This opened the way to the second phase of 'Spring'. On 25 July the Calgary Highlanders tried to take May sur Orne and the Bourguébus ridge, but their assembly area near St Martin was still infested with German troops. However, two companies of the Calgary Highlanders bypassed St Martin and reached the outskirts of May sur Orne. Radio contact was then lost, and both companies suffered very heavy casualties. Late in the morning of the same day, the Calgary Highlanders secured St Martin and then attacked the German positions on the Bourguébus ridge. Heavy casualties were taken in two attacks, and the Calgary Highlanders struggled to hold onto May sur Orne.

Otherwise known as the Battle of the Verrières Ridge, the third phase required the most exact timing. Two previous attempts, by the Essex Scottish Regiment and South Saskatchewan Regiment, had ended in Canadian slaughter. Unfortunately for the Black Watch of Canada, matters now went awry from the start. The battalion’s armour and artillery support either failed to arrive or, when it did reach the area, was effectively destroyed. The battalion was therefore four hours late reaching its assembly area of St Martin after the battalion had encountered heavy German resistance moving from Hill 61 to the village. When it did attack the Verrières ridge, the battalion was subjected to hugely destructive counter-fire from three sides (the 'factory' area to the south of St Martin, Verrières ridge itself, and German units on the other side of the Orne river). Within minutes communications had broken down, and the Black Watch of Canada lost all but 15 of its attacking soldiers.
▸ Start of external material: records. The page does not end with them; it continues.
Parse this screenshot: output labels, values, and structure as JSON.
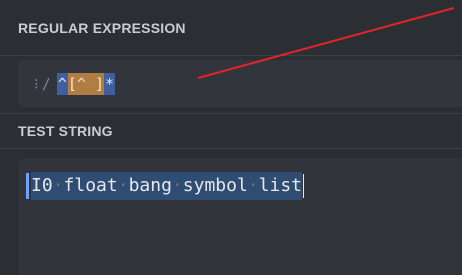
{
  "regex_section": {
    "label": "REGULAR EXPRESSION",
    "flags_icon": "vertical-dots-icon",
    "delimiter": "/",
    "tokens": {
      "anchor": "^",
      "class_open": "[",
      "class_inner": "^ ",
      "class_close": "]",
      "quantifier": "*"
    }
  },
  "test_section": {
    "label": "TEST STRING",
    "words": [
      "I0",
      "float",
      "bang",
      "symbol",
      "list"
    ],
    "whitespace_marker": "·"
  },
  "colors": {
    "background": "#2b2e33",
    "input_bg": "#32363c",
    "anchor_highlight": "#3f5f9e",
    "class_highlight": "#b07d42",
    "annotation_line": "#e3232a",
    "match_bar": "#6fa0ff"
  }
}
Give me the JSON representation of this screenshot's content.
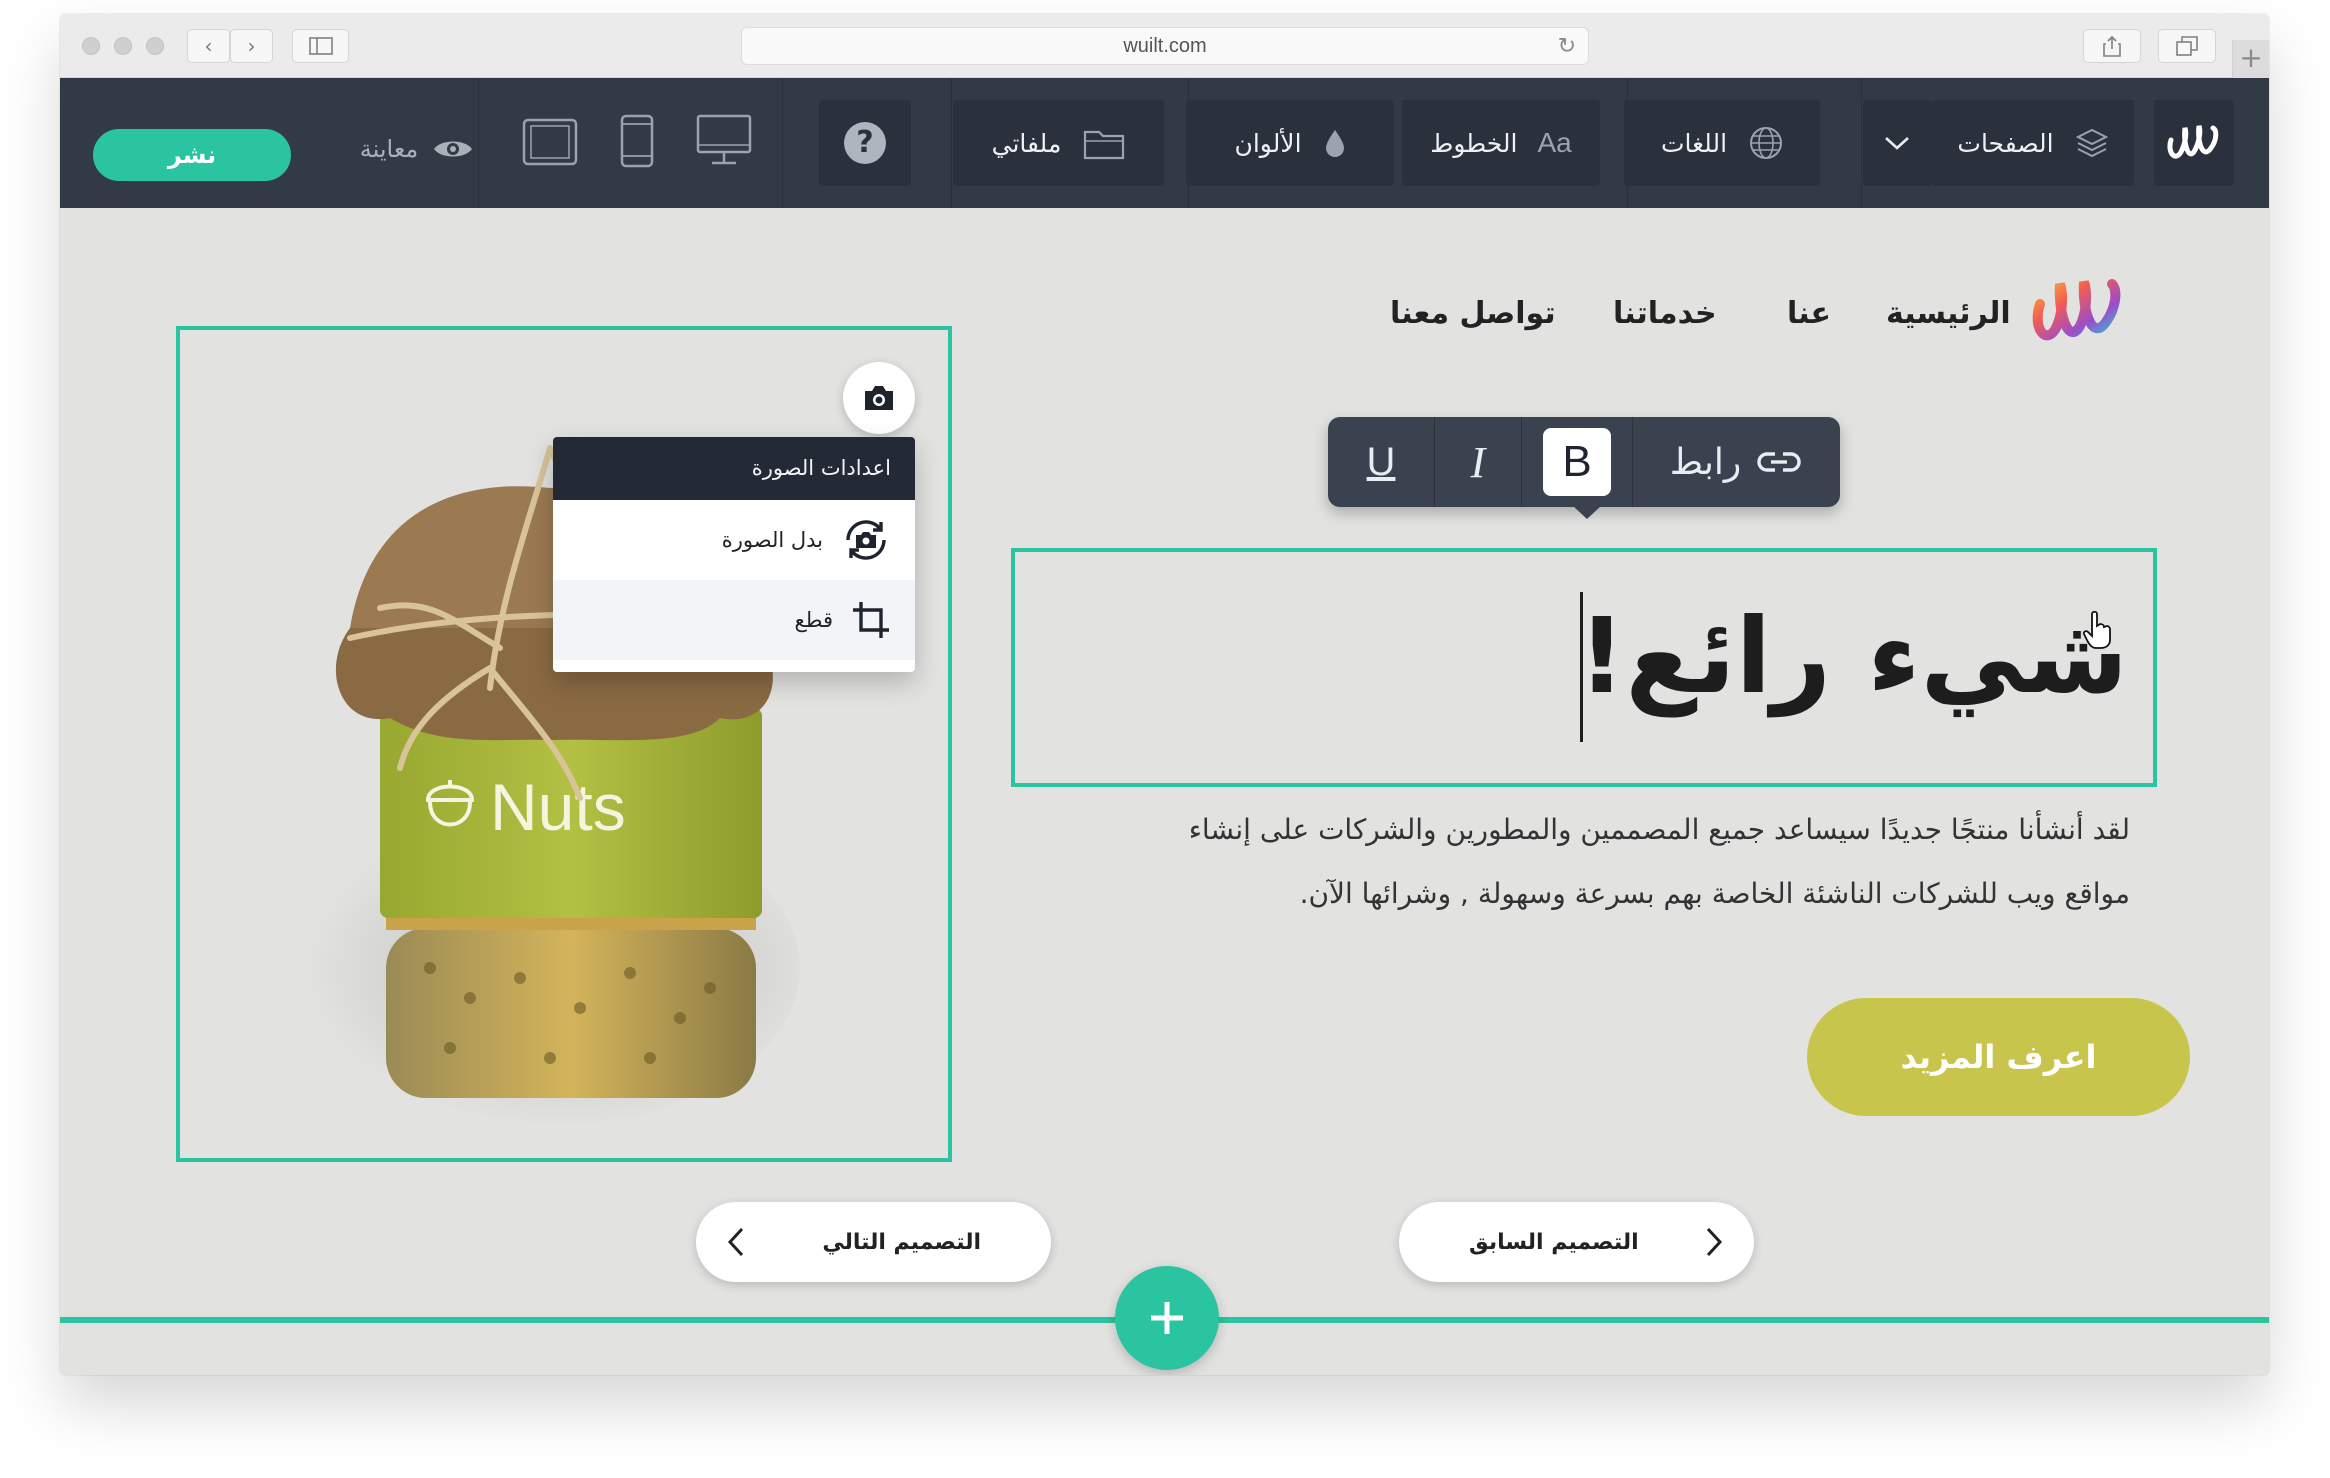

Throughout the next several days the German forces, mainly SS-Brigadeführer und Generalmajor der Waffen-SS Sylvester Stadler’s 9th SS Panzerdivision 'Hohenstaufen' and SS-Brigadeführer und Generalmajor der Waffen-SS Kurt Meyer’s 12th SS Panzerdivision 'Hitlerjugend', continued to whittle away the Canadian positions gained in 'Spring'. The Calgary Highlanders eventually pulled out of May sur Orne, and the North Nova Scotia Highlanders were forced to retreat from Tilly la Campagne. The German forces immediately counterattacked at Verrières village, but were beaten back.
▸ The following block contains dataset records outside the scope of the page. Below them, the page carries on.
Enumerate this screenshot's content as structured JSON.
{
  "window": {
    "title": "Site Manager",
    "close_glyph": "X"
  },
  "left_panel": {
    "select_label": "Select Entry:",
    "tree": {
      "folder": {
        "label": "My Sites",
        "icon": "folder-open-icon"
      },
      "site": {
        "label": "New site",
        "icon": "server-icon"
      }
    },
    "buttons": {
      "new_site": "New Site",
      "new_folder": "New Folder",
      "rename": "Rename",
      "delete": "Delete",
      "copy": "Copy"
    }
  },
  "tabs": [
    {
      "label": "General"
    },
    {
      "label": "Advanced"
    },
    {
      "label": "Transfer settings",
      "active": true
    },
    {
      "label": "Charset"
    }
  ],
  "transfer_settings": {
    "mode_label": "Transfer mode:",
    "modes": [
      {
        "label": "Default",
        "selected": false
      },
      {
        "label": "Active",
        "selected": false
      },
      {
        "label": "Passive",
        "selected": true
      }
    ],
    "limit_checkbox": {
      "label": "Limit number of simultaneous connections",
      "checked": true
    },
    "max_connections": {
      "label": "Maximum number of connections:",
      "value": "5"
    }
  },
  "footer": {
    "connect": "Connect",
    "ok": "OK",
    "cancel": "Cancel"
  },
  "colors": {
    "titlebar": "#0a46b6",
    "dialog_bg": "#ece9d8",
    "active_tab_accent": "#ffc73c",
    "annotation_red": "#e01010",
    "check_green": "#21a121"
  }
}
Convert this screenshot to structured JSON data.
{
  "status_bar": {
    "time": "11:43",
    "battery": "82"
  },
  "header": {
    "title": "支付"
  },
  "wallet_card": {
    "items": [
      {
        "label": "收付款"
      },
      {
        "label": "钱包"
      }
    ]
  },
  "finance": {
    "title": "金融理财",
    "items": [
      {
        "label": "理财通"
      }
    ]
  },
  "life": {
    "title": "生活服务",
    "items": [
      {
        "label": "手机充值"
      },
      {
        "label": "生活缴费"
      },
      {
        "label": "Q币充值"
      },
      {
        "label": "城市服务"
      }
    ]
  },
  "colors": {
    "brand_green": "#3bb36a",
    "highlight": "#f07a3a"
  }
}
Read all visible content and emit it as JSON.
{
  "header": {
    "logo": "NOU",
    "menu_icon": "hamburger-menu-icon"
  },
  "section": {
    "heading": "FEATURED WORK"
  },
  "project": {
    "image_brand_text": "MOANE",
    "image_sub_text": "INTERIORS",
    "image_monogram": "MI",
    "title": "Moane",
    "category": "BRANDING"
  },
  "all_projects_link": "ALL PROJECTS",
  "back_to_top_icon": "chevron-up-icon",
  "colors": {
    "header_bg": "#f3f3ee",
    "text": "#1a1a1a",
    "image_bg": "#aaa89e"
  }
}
Over the next two days, the Royal Hamilton Light Infantry fought with huge determination to defend the ridge, fending off dozens of counterattacks. Rockingham relied on well-placed anti-tank guns and machine gun positions, fighting off the forces of two Panzer divisions. More German counterattacks managed to force the Cameron Highlanders, Calgary Highlanders and the Black Watch of Canada to retreat from May sur Orne and St Martin.

'Cobra' began on the same day as 'Spring', and the German high command was unsure which was the main operation. For about two days the Germans took 'Spring' to be the main effort because of the importance they gave to holding ground to the south of Caen, and only then realised that 'Cobra' was the Allies' principal effort and started to move formations to the west. 'Totalize' and 'Tractable' were launched in August and captured more ground against less opposition.